_Directions for this task_
Return each line of the entries that mentions the word "image".

(Raw data begins)

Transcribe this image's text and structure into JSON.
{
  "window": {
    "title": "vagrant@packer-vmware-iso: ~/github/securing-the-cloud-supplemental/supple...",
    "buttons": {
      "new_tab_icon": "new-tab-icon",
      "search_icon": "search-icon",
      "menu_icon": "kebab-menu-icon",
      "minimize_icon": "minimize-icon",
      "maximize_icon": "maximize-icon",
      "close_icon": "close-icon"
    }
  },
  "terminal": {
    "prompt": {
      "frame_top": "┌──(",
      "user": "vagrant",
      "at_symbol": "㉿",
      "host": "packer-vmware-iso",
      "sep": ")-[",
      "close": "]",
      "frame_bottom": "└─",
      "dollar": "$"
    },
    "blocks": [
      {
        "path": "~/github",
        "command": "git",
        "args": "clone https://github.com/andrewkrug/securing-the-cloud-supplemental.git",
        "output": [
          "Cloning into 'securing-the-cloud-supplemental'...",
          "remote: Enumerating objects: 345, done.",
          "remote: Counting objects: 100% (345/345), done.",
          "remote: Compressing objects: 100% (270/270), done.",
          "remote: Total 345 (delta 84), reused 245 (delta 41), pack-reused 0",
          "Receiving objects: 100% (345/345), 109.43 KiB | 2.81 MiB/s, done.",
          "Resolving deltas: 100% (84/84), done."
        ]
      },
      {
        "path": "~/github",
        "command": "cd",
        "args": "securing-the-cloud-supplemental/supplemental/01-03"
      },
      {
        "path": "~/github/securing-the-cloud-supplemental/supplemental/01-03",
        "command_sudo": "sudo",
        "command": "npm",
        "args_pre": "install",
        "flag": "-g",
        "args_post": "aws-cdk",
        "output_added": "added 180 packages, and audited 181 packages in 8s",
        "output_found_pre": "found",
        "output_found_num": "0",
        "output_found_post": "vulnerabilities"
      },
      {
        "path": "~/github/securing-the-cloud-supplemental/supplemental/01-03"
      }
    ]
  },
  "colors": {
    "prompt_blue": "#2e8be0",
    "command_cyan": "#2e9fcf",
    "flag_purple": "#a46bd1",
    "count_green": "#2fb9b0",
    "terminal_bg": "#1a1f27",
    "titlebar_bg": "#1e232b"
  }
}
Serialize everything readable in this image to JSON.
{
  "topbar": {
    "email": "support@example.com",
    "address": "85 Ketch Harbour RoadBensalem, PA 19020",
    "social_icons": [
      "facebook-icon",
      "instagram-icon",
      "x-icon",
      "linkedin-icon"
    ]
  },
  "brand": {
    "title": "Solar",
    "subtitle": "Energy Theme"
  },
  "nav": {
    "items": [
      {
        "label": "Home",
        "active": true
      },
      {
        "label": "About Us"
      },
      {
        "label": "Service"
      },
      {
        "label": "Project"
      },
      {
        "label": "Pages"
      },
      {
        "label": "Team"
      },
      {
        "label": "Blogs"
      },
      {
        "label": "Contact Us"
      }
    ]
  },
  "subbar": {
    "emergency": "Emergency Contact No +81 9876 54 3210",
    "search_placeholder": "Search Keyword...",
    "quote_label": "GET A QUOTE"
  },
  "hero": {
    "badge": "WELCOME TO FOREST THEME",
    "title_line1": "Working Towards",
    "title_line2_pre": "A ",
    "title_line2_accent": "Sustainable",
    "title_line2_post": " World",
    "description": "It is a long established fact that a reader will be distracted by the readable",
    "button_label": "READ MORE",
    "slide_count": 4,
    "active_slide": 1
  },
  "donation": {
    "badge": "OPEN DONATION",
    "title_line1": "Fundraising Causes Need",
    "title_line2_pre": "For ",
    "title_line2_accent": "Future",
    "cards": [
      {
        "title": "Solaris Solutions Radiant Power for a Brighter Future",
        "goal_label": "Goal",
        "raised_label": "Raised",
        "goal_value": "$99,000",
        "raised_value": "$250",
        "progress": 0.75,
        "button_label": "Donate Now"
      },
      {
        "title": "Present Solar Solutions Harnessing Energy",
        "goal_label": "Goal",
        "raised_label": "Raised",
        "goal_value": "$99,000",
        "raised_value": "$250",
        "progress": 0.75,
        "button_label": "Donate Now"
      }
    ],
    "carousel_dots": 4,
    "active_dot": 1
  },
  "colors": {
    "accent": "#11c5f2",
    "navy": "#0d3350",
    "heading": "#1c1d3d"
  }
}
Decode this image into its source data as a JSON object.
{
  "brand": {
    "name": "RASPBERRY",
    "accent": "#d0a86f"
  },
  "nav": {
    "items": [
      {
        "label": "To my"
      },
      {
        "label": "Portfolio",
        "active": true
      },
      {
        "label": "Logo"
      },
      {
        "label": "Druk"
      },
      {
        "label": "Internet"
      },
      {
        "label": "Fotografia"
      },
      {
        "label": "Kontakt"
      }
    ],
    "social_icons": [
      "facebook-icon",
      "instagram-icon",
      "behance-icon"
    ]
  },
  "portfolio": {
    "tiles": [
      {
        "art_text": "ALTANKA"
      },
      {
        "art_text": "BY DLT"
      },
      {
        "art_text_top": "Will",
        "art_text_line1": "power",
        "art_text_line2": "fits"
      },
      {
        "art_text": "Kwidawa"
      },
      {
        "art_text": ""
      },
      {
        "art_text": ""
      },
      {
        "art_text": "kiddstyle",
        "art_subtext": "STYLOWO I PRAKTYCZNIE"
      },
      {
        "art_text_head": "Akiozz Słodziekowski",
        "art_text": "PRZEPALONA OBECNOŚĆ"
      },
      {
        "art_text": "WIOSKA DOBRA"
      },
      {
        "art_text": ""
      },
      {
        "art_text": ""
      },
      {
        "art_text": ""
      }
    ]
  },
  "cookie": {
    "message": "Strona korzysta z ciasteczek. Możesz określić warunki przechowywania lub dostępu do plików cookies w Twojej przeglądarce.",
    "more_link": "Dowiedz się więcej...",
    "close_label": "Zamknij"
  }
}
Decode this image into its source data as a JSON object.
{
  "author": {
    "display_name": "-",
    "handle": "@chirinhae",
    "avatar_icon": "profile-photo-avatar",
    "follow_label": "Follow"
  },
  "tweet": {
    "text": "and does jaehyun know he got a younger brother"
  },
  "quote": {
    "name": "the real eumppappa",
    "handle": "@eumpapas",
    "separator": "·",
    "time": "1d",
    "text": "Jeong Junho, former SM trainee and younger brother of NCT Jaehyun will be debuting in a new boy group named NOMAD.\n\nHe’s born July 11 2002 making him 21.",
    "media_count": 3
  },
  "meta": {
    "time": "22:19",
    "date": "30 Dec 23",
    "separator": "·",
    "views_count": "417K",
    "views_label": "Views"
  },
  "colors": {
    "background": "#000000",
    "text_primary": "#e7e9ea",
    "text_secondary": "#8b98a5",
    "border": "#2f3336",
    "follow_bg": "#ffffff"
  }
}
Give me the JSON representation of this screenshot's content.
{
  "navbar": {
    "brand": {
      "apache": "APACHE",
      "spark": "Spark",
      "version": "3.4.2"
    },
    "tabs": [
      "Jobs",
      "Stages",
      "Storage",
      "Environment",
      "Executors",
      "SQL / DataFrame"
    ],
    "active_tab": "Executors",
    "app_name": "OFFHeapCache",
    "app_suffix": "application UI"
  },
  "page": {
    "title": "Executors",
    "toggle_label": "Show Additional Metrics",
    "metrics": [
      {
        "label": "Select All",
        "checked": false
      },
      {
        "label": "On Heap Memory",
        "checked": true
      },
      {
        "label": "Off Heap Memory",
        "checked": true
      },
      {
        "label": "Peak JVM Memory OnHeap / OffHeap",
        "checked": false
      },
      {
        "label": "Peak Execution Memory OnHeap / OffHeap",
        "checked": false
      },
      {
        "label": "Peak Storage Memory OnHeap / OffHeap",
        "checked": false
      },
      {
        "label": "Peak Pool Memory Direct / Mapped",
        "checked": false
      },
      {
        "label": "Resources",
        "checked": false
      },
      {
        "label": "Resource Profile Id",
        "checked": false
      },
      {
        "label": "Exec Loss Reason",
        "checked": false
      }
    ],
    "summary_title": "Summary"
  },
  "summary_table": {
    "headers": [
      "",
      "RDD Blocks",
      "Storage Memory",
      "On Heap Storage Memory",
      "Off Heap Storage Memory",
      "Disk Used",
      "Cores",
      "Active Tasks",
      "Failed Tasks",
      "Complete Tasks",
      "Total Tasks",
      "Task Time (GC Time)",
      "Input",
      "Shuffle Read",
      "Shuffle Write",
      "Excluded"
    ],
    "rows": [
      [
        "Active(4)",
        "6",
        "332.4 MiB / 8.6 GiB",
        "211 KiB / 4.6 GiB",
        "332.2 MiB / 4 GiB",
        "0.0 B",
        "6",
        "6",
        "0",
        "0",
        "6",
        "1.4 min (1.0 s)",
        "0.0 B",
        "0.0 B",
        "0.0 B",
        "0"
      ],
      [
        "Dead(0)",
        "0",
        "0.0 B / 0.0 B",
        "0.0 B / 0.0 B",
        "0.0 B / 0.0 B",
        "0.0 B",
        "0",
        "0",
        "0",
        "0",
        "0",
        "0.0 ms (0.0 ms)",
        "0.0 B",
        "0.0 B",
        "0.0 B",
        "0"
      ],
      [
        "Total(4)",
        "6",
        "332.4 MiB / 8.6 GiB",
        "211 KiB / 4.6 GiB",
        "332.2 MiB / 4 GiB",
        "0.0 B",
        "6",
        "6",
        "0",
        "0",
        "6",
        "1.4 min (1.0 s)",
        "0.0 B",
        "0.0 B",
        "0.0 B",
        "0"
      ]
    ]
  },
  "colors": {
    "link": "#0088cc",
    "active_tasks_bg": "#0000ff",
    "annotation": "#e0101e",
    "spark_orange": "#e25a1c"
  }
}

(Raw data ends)

_Task response_
Transcribe this image's text and structure into JSON.
Serialize everything readable in this image to JSON.
Decode this image into its source data as a JSON object.
Decode this image into its source data as a JSON object.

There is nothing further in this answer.